Hawaii resident uncovers diary relating the atomic bombing of Hiroshima

by Daisuke Suzuki, Staff Writer

Fumio Miwa, 78, who spent his childhood in Nishi Ward, Hiroshima, and now serves as vice president of a bank in the U.S. state of Hawaii, recently uncovered a diary he wrote around the end of World War II among his possessions at home. At the time he was 14 years old, a boy infused with a military spirit, and he expressed his anger toward the “enemy nation” that had incinerated his hometown with an atomic bomb as well as his reluctance to accept Japan’s defeat. Sixty-four years have passed since the end of the war on August 15, 1945. Reading his diary, Mr. Miwa reflects on the emotions he felt back then.

He found the diary in February 2009 among old documents stored at his home in Hawaii. In 1945, Mr. Miwa was in his second year at Hiroshima School of Secondary Education (now, Hiroshima University Senior High School). He kept the diary for about three months, from July 4, 1945 when he was living in a rural district outside the city, where he had been mobilized for work.

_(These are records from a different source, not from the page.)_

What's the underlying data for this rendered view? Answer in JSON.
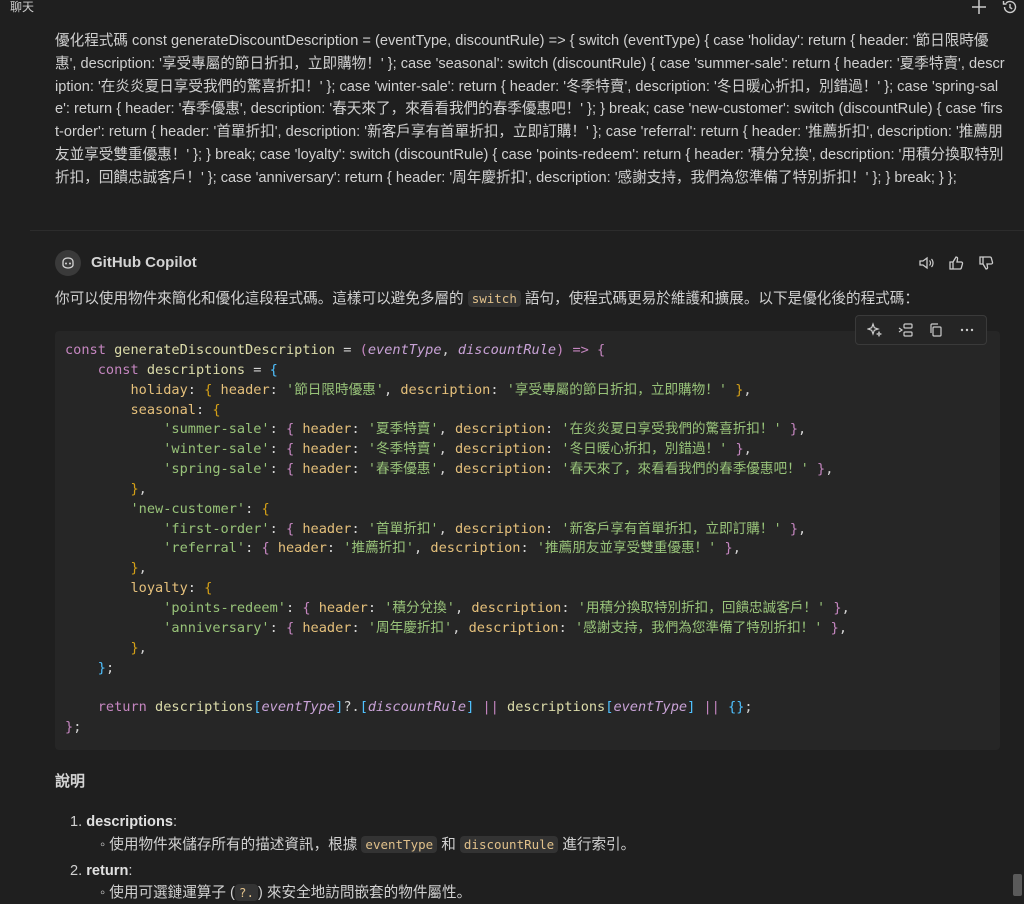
{
  "topbar": {
    "title": "聊天",
    "new_icon": "plus-icon",
    "history_icon": "history-icon"
  },
  "user_message": "優化程式碼 const generateDiscountDescription = (eventType, discountRule) => { switch (eventType) { case 'holiday': return { header: '節日限時優惠', description: '享受專屬的節日折扣，立即購物！' }; case 'seasonal': switch (discountRule) { case 'summer-sale': return { header: '夏季特賣', description: '在炎炎夏日享受我們的驚喜折扣！' }; case 'winter-sale': return { header: '冬季特賣', description: '冬日暖心折扣，別錯過！' }; case 'spring-sale': return { header: '春季優惠', description: '春天來了，來看看我們的春季優惠吧！' }; } break; case 'new-customer': switch (discountRule) { case 'first-order': return { header: '首單折扣', description: '新客戶享有首單折扣，立即訂購！' }; case 'referral': return { header: '推薦折扣', description: '推薦朋友並享受雙重優惠！' }; } break; case 'loyalty': switch (discountRule) { case 'points-redeem': return { header: '積分兌換', description: '用積分換取特別折扣，回饋忠誠客戶！' }; case 'anniversary': return { header: '周年慶折扣', description: '感謝支持，我們為您準備了特別折扣！' }; } break; } };",
  "bot": {
    "name": "GitHub Copilot",
    "icons": [
      "speaker-icon",
      "thumbs-up-icon",
      "thumbs-down-icon"
    ]
  },
  "intro": {
    "before": "你可以使用物件來簡化和優化這段程式碼。這樣可以避免多層的",
    "code": "switch",
    "after": "語句，使程式碼更易於維護和擴展。以下是優化後的程式碼："
  },
  "code_toolbar": [
    "sparkle-icon",
    "insert-icon",
    "copy-icon",
    "more-icon"
  ],
  "code": {
    "language": "javascript",
    "lines": [
      [
        [
          "kw",
          "const "
        ],
        [
          "fn",
          "generateDiscountDescription"
        ],
        [
          "pun",
          " = "
        ],
        [
          "brk2",
          "("
        ],
        [
          "param",
          "eventType"
        ],
        [
          "pun",
          ", "
        ],
        [
          "param",
          "discountRule"
        ],
        [
          "brk2",
          ")"
        ],
        [
          "pun",
          " "
        ],
        [
          "op",
          "=>"
        ],
        [
          "pun",
          " "
        ],
        [
          "brk2",
          "{"
        ]
      ],
      [
        [
          "pun",
          "    "
        ],
        [
          "kw",
          "const "
        ],
        [
          "var",
          "descriptions"
        ],
        [
          "pun",
          " = "
        ],
        [
          "brk3",
          "{"
        ]
      ],
      [
        [
          "pun",
          "        "
        ],
        [
          "prop",
          "holiday"
        ],
        [
          "pun",
          ": "
        ],
        [
          "brk",
          "{ "
        ],
        [
          "prop",
          "header"
        ],
        [
          "pun",
          ": "
        ],
        [
          "str",
          "'節日限時優惠'"
        ],
        [
          "pun",
          ", "
        ],
        [
          "prop",
          "description"
        ],
        [
          "pun",
          ": "
        ],
        [
          "str",
          "'享受專屬的節日折扣，立即購物！'"
        ],
        [
          "pun",
          " "
        ],
        [
          "brk",
          "}"
        ],
        [
          "pun",
          ","
        ]
      ],
      [
        [
          "pun",
          "        "
        ],
        [
          "prop",
          "seasonal"
        ],
        [
          "pun",
          ": "
        ],
        [
          "brk",
          "{"
        ]
      ],
      [
        [
          "pun",
          "            "
        ],
        [
          "str",
          "'summer-sale'"
        ],
        [
          "pun",
          ": "
        ],
        [
          "brk2",
          "{ "
        ],
        [
          "prop",
          "header"
        ],
        [
          "pun",
          ": "
        ],
        [
          "str",
          "'夏季特賣'"
        ],
        [
          "pun",
          ", "
        ],
        [
          "prop",
          "description"
        ],
        [
          "pun",
          ": "
        ],
        [
          "str",
          "'在炎炎夏日享受我們的驚喜折扣！'"
        ],
        [
          "pun",
          " "
        ],
        [
          "brk2",
          "}"
        ],
        [
          "pun",
          ","
        ]
      ],
      [
        [
          "pun",
          "            "
        ],
        [
          "str",
          "'winter-sale'"
        ],
        [
          "pun",
          ": "
        ],
        [
          "brk2",
          "{ "
        ],
        [
          "prop",
          "header"
        ],
        [
          "pun",
          ": "
        ],
        [
          "str",
          "'冬季特賣'"
        ],
        [
          "pun",
          ", "
        ],
        [
          "prop",
          "description"
        ],
        [
          "pun",
          ": "
        ],
        [
          "str",
          "'冬日暖心折扣，別錯過！'"
        ],
        [
          "pun",
          " "
        ],
        [
          "brk2",
          "}"
        ],
        [
          "pun",
          ","
        ]
      ],
      [
        [
          "pun",
          "            "
        ],
        [
          "str",
          "'spring-sale'"
        ],
        [
          "pun",
          ": "
        ],
        [
          "brk2",
          "{ "
        ],
        [
          "prop",
          "header"
        ],
        [
          "pun",
          ": "
        ],
        [
          "str",
          "'春季優惠'"
        ],
        [
          "pun",
          ", "
        ],
        [
          "prop",
          "description"
        ],
        [
          "pun",
          ": "
        ],
        [
          "str",
          "'春天來了，來看看我們的春季優惠吧！'"
        ],
        [
          "pun",
          " "
        ],
        [
          "brk2",
          "}"
        ],
        [
          "pun",
          ","
        ]
      ],
      [
        [
          "pun",
          "        "
        ],
        [
          "brk",
          "}"
        ],
        [
          "pun",
          ","
        ]
      ],
      [
        [
          "pun",
          "        "
        ],
        [
          "str",
          "'new-customer'"
        ],
        [
          "pun",
          ": "
        ],
        [
          "brk",
          "{"
        ]
      ],
      [
        [
          "pun",
          "            "
        ],
        [
          "str",
          "'first-order'"
        ],
        [
          "pun",
          ": "
        ],
        [
          "brk2",
          "{ "
        ],
        [
          "prop",
          "header"
        ],
        [
          "pun",
          ": "
        ],
        [
          "str",
          "'首單折扣'"
        ],
        [
          "pun",
          ", "
        ],
        [
          "prop",
          "description"
        ],
        [
          "pun",
          ": "
        ],
        [
          "str",
          "'新客戶享有首單折扣，立即訂購！'"
        ],
        [
          "pun",
          " "
        ],
        [
          "brk2",
          "}"
        ],
        [
          "pun",
          ","
        ]
      ],
      [
        [
          "pun",
          "            "
        ],
        [
          "str",
          "'referral'"
        ],
        [
          "pun",
          ": "
        ],
        [
          "brk2",
          "{ "
        ],
        [
          "prop",
          "header"
        ],
        [
          "pun",
          ": "
        ],
        [
          "str",
          "'推薦折扣'"
        ],
        [
          "pun",
          ", "
        ],
        [
          "prop",
          "description"
        ],
        [
          "pun",
          ": "
        ],
        [
          "str",
          "'推薦朋友並享受雙重優惠！'"
        ],
        [
          "pun",
          " "
        ],
        [
          "brk2",
          "}"
        ],
        [
          "pun",
          ","
        ]
      ],
      [
        [
          "pun",
          "        "
        ],
        [
          "brk",
          "}"
        ],
        [
          "pun",
          ","
        ]
      ],
      [
        [
          "pun",
          "        "
        ],
        [
          "prop",
          "loyalty"
        ],
        [
          "pun",
          ": "
        ],
        [
          "brk",
          "{"
        ]
      ],
      [
        [
          "pun",
          "            "
        ],
        [
          "str",
          "'points-redeem'"
        ],
        [
          "pun",
          ": "
        ],
        [
          "brk2",
          "{ "
        ],
        [
          "prop",
          "header"
        ],
        [
          "pun",
          ": "
        ],
        [
          "str",
          "'積分兌換'"
        ],
        [
          "pun",
          ", "
        ],
        [
          "prop",
          "description"
        ],
        [
          "pun",
          ": "
        ],
        [
          "str",
          "'用積分換取特別折扣，回饋忠誠客戶！'"
        ],
        [
          "pun",
          " "
        ],
        [
          "brk2",
          "}"
        ],
        [
          "pun",
          ","
        ]
      ],
      [
        [
          "pun",
          "            "
        ],
        [
          "str",
          "'anniversary'"
        ],
        [
          "pun",
          ": "
        ],
        [
          "brk2",
          "{ "
        ],
        [
          "prop",
          "header"
        ],
        [
          "pun",
          ": "
        ],
        [
          "str",
          "'周年慶折扣'"
        ],
        [
          "pun",
          ", "
        ],
        [
          "prop",
          "description"
        ],
        [
          "pun",
          ": "
        ],
        [
          "str",
          "'感謝支持，我們為您準備了特別折扣！'"
        ],
        [
          "pun",
          " "
        ],
        [
          "brk2",
          "}"
        ],
        [
          "pun",
          ","
        ]
      ],
      [
        [
          "pun",
          "        "
        ],
        [
          "brk",
          "}"
        ],
        [
          "pun",
          ","
        ]
      ],
      [
        [
          "pun",
          "    "
        ],
        [
          "brk3",
          "}"
        ],
        [
          "pun",
          ";"
        ]
      ],
      [
        [
          "pun",
          ""
        ]
      ],
      [
        [
          "pun",
          "    "
        ],
        [
          "kw",
          "return "
        ],
        [
          "var",
          "descriptions"
        ],
        [
          "brk3",
          "["
        ],
        [
          "param",
          "eventType"
        ],
        [
          "brk3",
          "]"
        ],
        [
          "pun",
          "?."
        ],
        [
          "brk3",
          "["
        ],
        [
          "param",
          "discountRule"
        ],
        [
          "brk3",
          "]"
        ],
        [
          "pun",
          " "
        ],
        [
          "op",
          "||"
        ],
        [
          "pun",
          " "
        ],
        [
          "var",
          "descriptions"
        ],
        [
          "brk3",
          "["
        ],
        [
          "param",
          "eventType"
        ],
        [
          "brk3",
          "]"
        ],
        [
          "pun",
          " "
        ],
        [
          "op",
          "||"
        ],
        [
          "pun",
          " "
        ],
        [
          "brk3",
          "{}"
        ],
        [
          "pun",
          ";"
        ]
      ],
      [
        [
          "brk2",
          "}"
        ],
        [
          "pun",
          ";"
        ]
      ]
    ]
  },
  "explanation": {
    "title": "說明",
    "items": [
      {
        "num": "1.",
        "term": "descriptions",
        "colon": ":",
        "sub": {
          "bullet": "◦",
          "before": "使用物件來儲存所有的描述資訊，根據",
          "code1": "eventType",
          "mid": "和",
          "code2": "discountRule",
          "after": "進行索引。"
        }
      },
      {
        "num": "2.",
        "term": "return",
        "colon": ":",
        "sub": {
          "bullet": "◦",
          "before": "使用可選鏈運算子 (",
          "code1": "?.",
          "after": ") 來安全地訪問嵌套的物件屬性。"
        }
      }
    ]
  }
}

On August 6, when the atomic bomb was dropped on Hiroshima, he wrote with mortification: “I saw the B-29 as it flew to attack Hiroshima…what a hateful sight. If only I had had a fighter jet.” He added: “I heard the enemy attacked Hiroshima with incendiary bombs…I’m worried about my parents.”

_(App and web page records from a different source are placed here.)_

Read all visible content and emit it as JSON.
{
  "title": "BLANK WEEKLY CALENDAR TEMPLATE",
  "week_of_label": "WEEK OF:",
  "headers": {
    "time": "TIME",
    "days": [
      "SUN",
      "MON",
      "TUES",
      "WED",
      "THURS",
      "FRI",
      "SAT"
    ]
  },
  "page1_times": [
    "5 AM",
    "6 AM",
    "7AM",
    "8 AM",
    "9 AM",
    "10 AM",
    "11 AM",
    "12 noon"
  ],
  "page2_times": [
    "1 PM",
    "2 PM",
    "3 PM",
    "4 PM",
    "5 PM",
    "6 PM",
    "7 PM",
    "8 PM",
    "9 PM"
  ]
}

After the voice of Emperor Hirohito was broadcast on radio, announcing Japan’s surrender, Mr. Miwa showed no intention of accepting defeat: “To drive away the enemy, the most important thing is the power of youth, the power of students.” The following day, on August 16, he went home to Nishi Ward, where his parents and older sister lived. Though his family survived the bombing, his house had disappeared. “I saw nothing but ashes in every direction,” he wrote. “How dare they do this to us!” He harbored deep bitterness toward the United States.

His father, who had once lived in Hawaii, recommended that he “go see the source of U.S. power” so he left for the United States in 1947. Keeping his bitterness to himself, he went to high school and university there while making ends meet as a dishwasher, among other jobs. After working for a securities firm and a bank, he established a commercial bank in Hawaii with friends three years ago.

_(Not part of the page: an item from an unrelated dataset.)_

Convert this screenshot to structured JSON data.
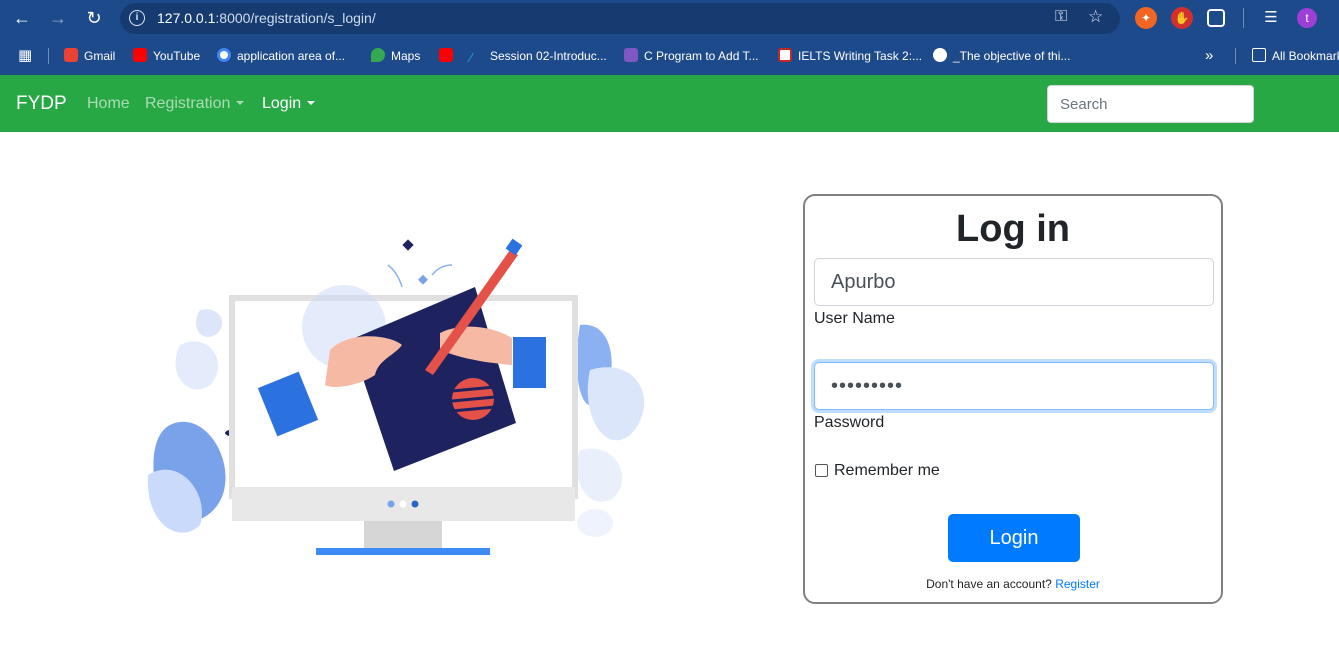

Mr. Miwa expressed his gratitude toward American society, saying, “This country gives everyone an equal opportunity.” Looking back on his younger days, he now preaches the importance of reconciliation: “Overcoming animosity and making efforts to understand each other can lead to peace.”

(Originally published on August 15, 2009)